Wednesday, 15 December 2010

UN Climate talks and invasive specie

Hot topic at the moment is the UN Climate Change talks held in Cancun, Mexico.

The aim of the talks was the establish the total amount of cuts needed for CO2 em missions, which was established at between a 13-16% globally. There has been tension however, that by the time it takes to reduce emission to these levels, the planet would have warmed by an approximate 4C, which will undoubtedly affect many areas severely due to droughts, desertification, and economic damages such as agricultural decline etc.

The problem with the talk is that they established how much to reduce CO2 emissions, but not how to. Secondly, several nations are using the Kyoto Protocol as a means of escaping the demands issued through these talks.

"The Green Climate Fund is intended to raise and disburse $100bn (£64bn) a year by 2020 to protect poor nations against climate impacts and assist them with low-carbon development."
The Green Climate fund will be managed by the World Bank as demanded by:
America, UK and Japan.
As per usual, it's the periphery which is affected most, therefore developing countries can now draw upon new sources of money to mitigate the affects they will experience due to climate change.

You may think that rabbits and squirrels look sweet, behave cutely and are simply adorable, but y'know, once you take a peek into the damages they cause, all these little rodents are a nuisance.

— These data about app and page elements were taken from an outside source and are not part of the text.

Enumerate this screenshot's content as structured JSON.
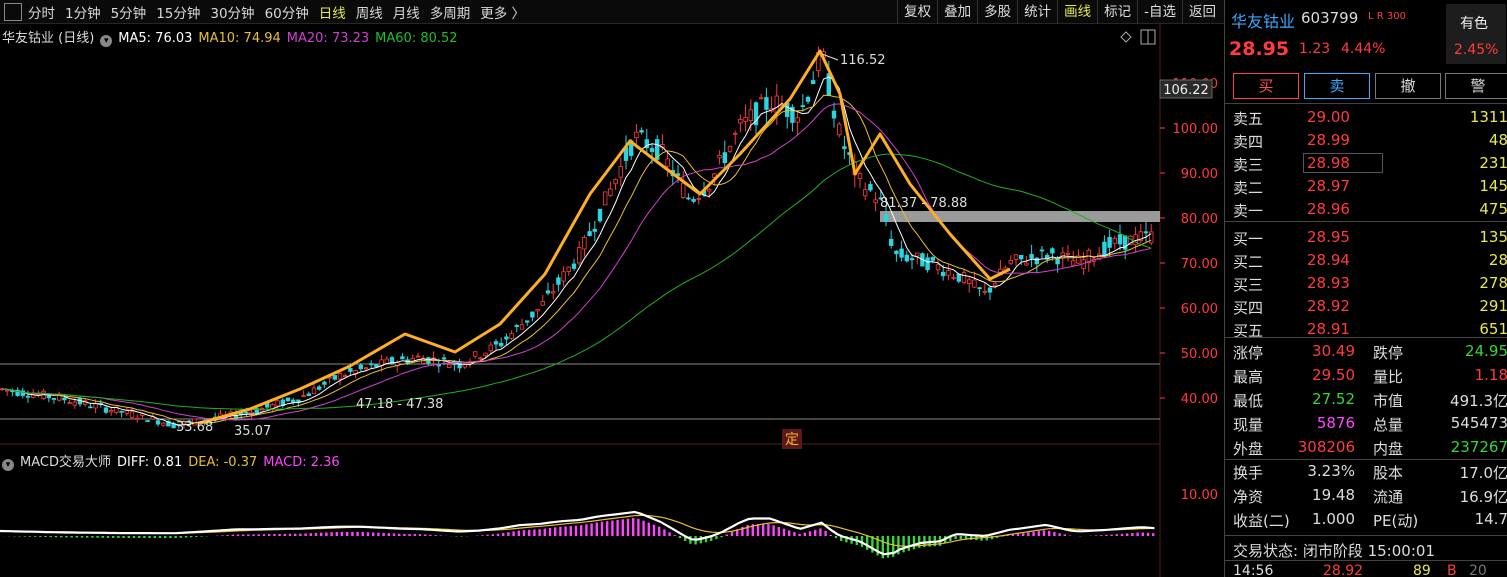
{
  "toolbar": {
    "periods": [
      "分时",
      "1分钟",
      "5分钟",
      "15分钟",
      "30分钟",
      "60分钟",
      "日线",
      "周线",
      "月线",
      "多周期",
      "更多 〉"
    ],
    "active_period": "日线",
    "tools": [
      "复权",
      "叠加",
      "多股",
      "统计",
      "画线",
      "标记",
      "-自选",
      "返回"
    ],
    "active_tool": "画线"
  },
  "legend_main": {
    "title": "华友钴业 (日线)",
    "ma5": "MA5: 76.03",
    "ma10": "MA10: 74.94",
    "ma20": "MA20: 73.23",
    "ma60": "MA60: 80.52"
  },
  "legend_macd": {
    "title": "MACD交易大师",
    "diff": "DIFF: 0.81",
    "dea": "DEA: -0.37",
    "macd": "MACD: 2.36"
  },
  "colors": {
    "up": "#ff3b3b",
    "down": "#2ad4e0",
    "ma5": "#ffffff",
    "ma10": "#e8c030",
    "ma20": "#d040d0",
    "ma60": "#20b020",
    "drawing": "#ffb020"
  },
  "chart_data": {
    "type": "candlestick",
    "y_ticks": [
      "110.00",
      "100.00",
      "90.00",
      "80.00",
      "70.00",
      "60.00",
      "50.00",
      "40.00"
    ],
    "macd_ticks": [
      "10.00"
    ],
    "price_flag": "106.22",
    "annotations": {
      "high": "116.52",
      "low": "33.68",
      "low2": "35.07",
      "range1": "47.18 - 47.38",
      "range2": "81.37 - 78.88"
    },
    "marker_label": "定",
    "ylim": [
      30,
      120
    ]
  },
  "panel": {
    "name": "华友钴业",
    "code": "603799",
    "lr": "L R 300",
    "price": "28.95",
    "change": "1.23",
    "change_pct": "4.44%",
    "sector_name": "有色",
    "sector_chg": "2.45%",
    "buttons": {
      "buy": "买",
      "sell": "卖",
      "cancel": "撤",
      "alert": "警"
    },
    "asks": [
      {
        "label": "卖五",
        "price": "29.00",
        "vol": "1311"
      },
      {
        "label": "卖四",
        "price": "28.99",
        "vol": "48"
      },
      {
        "label": "卖三",
        "price": "28.98",
        "vol": "231"
      },
      {
        "label": "卖二",
        "price": "28.97",
        "vol": "145"
      },
      {
        "label": "卖一",
        "price": "28.96",
        "vol": "475"
      }
    ],
    "bids": [
      {
        "label": "买一",
        "price": "28.95",
        "vol": "135"
      },
      {
        "label": "买二",
        "price": "28.94",
        "vol": "28"
      },
      {
        "label": "买三",
        "price": "28.93",
        "vol": "278"
      },
      {
        "label": "买四",
        "price": "28.92",
        "vol": "291"
      },
      {
        "label": "买五",
        "price": "28.91",
        "vol": "651"
      }
    ],
    "stats1": [
      {
        "l1": "涨停",
        "v1": "30.49",
        "c1": "red",
        "l2": "跌停",
        "v2": "24.95",
        "c2": "green"
      },
      {
        "l1": "最高",
        "v1": "29.50",
        "c1": "red",
        "l2": "量比",
        "v2": "1.18",
        "c2": "red"
      },
      {
        "l1": "最低",
        "v1": "27.52",
        "c1": "green",
        "l2": "市值",
        "v2": "491.3亿",
        "c2": "wht"
      },
      {
        "l1": "现量",
        "v1": "5876",
        "c1": "mag",
        "l2": "总量",
        "v2": "545473",
        "c2": "wht"
      },
      {
        "l1": "外盘",
        "v1": "308206",
        "c1": "red",
        "l2": "内盘",
        "v2": "237267",
        "c2": "green"
      }
    ],
    "stats2": [
      {
        "l1": "换手",
        "v1": "3.23%",
        "c1": "wht",
        "l2": "股本",
        "v2": "17.0亿",
        "c2": "wht"
      },
      {
        "l1": "净资",
        "v1": "19.48",
        "c1": "wht",
        "l2": "流通",
        "v2": "16.9亿",
        "c2": "wht"
      },
      {
        "l1": "收益(二)",
        "v1": "1.000",
        "c1": "wht",
        "l2": "PE(动)",
        "v2": "14.7",
        "c2": "wht"
      }
    ],
    "status": "交易状态: 闭市阶段 15:00:01",
    "tick": {
      "time": "14:56",
      "price": "28.92",
      "vol": "89",
      "bs": "B",
      "n": "20"
    }
  }
}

Research, conducted on behalf of DEFRA, estimates that non-native invasive species cost the UK economy £1.7bn per annum. "The study found that the rabbit was the most economically damaging species, followed by Japanese knotweed."
 Japanese Knotweed, as shown in Alaska.

"The cost was significantly higher at £1.3bn in England where invasive non-native species have become more established.
The price was put at £251m in Scotland and £133m in Wales."

Controlling these non-native invasive species is expensive short term, but in the long run the money saved supersedes that which  is used to cull or control certain pests.

It's been a while since I've written an update, just been so busy with universities, revision and exams. I've been so dedicated to work and personal development, I've hardly touched the new World of Warcraft expansion: Cataclysm. Maybe I've matured away from games and know prioritising work is better...

1 comment:

Anonymous said...

Interesting blog. Will be following.